To me, if you're going to keep your boat in the water all summer, the best way to keep it from banging against the dock is to get a boat lift. They make all kinds of different configurations, for boathouses or for slips at a marina and for personal use and a private dock. This alleviates any algae and keeps your boat from getting bounced around in rough water. It will definitely cost more, but to me there is no other way to go.

smokedog2
05-16-2005, 08:39 AM
If you live with ice you have to pull the lift every year. Been there done that. Back breaking event.

SD2

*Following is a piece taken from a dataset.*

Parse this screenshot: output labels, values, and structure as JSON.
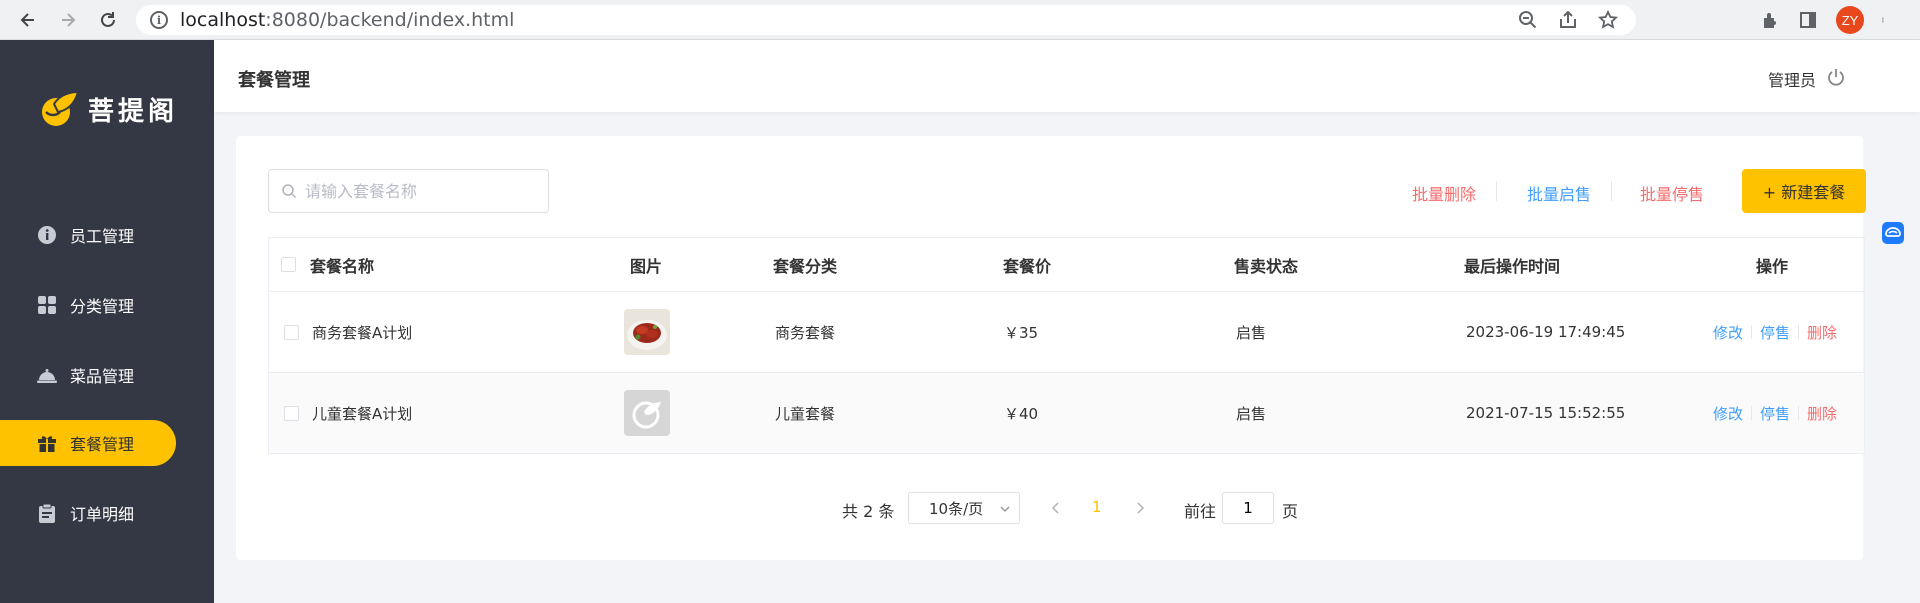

plumcrazy
05-18-2005, 08:18 PM
Andy,
I have been using the dock whips for about 4 years and would use nothing else. No more scratches from bumping up against the dock. I don't care how soft the edge is, it's gonna do something to the finish.
Couple of things I've learned.... I don't know what your lake is like, but our level fluctuates throughout the season. You need to keep an eye on the tension at the whips. As the level goes down, it puts more preload on the fibreglass especially near the end where the material is the thinnest. I have to adjust mine several times over the season.
The manufacturer also recommends diagonal static lines as well as the front and rear stay lines. I did not do this because I didn't want the lines rubbing on my very costly replacement cover and I also didn't want to cut the cover and sew in access to the pop-up cleats. I have had no problems with the front and rear stay lines. My guess is that if we had a lot of wakes rolling in we may have a problem, but my dock is close to a no- wake zone.
I know exactly what you mean about the boat lift. My dock is on wheels and it's still a pain in the ass come fall and spring. (still not in the water yet). I definately recommend the whips. Money well spent.

Dave

NH Moomba
05-18-2005, 09:19 PM
What size and brand do you use? Also, where do you attach them the the boat?

Andy

plumcrazy
05-18-2005, 09:48 PM
Andy, I use the 8' from Overtons. At the front I attach to the bow eye (where the trailer cable connects). I cover the line and snap swivel with an old tube sock to prevent scratches. At the rear I use the transom eye for which ever side is closest to the dock(typically the driver's side). I use another sock to prevent rubbing through the cover at the rubrail. My cover does not cover the platform, so the eyes are exposed.
I've seen some boats whipped at the pop-up cleats, but I didn't want to get into modifying the cover.
Dave

ben624
05-19-2005, 09:36 AM
Hey guys... I just bought some whips myself... A friend told me to put PVC pipe over them... He said he had broke one set before he was told by someone else that is will help to relive some of the stress on the whips... I don't know for sure... But I am not taking any chances.... PVC pipe was about 5 dollars... As the whips where a hell of a lot more.... Maybe someone knows more about the PVC trick.
Ben

slacker
07-09-2008, 07:59 AM
Andy,

Same here. Have used boat whips on our moombas for the past 7 years. The boat is in the lake for 2 months, out periodically for a cleaning.

We do have a 4 rope setup however (two stay lines and two diagonal lines) due to the amount of wave activity though. It is in what i believe is coined the "M" configuration.

To the previous posters point however, you're definitely going to want to protect your covers if they go under the rub rail as the ropes will wear the cover thin, and go through it in short order.

On the back, for one of the diagonal lines that are connected to the transom eye, we have used a pretty neat "bungy" rope that actually has two rubber tubes on it. They are "free moving" and have the ability to roll up and down, rather than rub, which we have noticed has saved the cover, and saved the finish on the boat. Would be very easy to pick up a rubber tube from the hardware store and line the parts of your rope that have the potential to touch the boat...

That said, whips have saved every other part of our boat from dock damage. And, it makes docking incredibly easy as well as you just have to "come close" to the dock, grab the whip ropes, and attach, rather than having to throw lines, tie it up, adjust, etc... couldn't be a bigger fan for the affordability of it.

If i had a choice, would definitely have a lift however as it is really nice on those wave days to just take the boat out of the water, and save the cleaning effort every month or so...

Slacker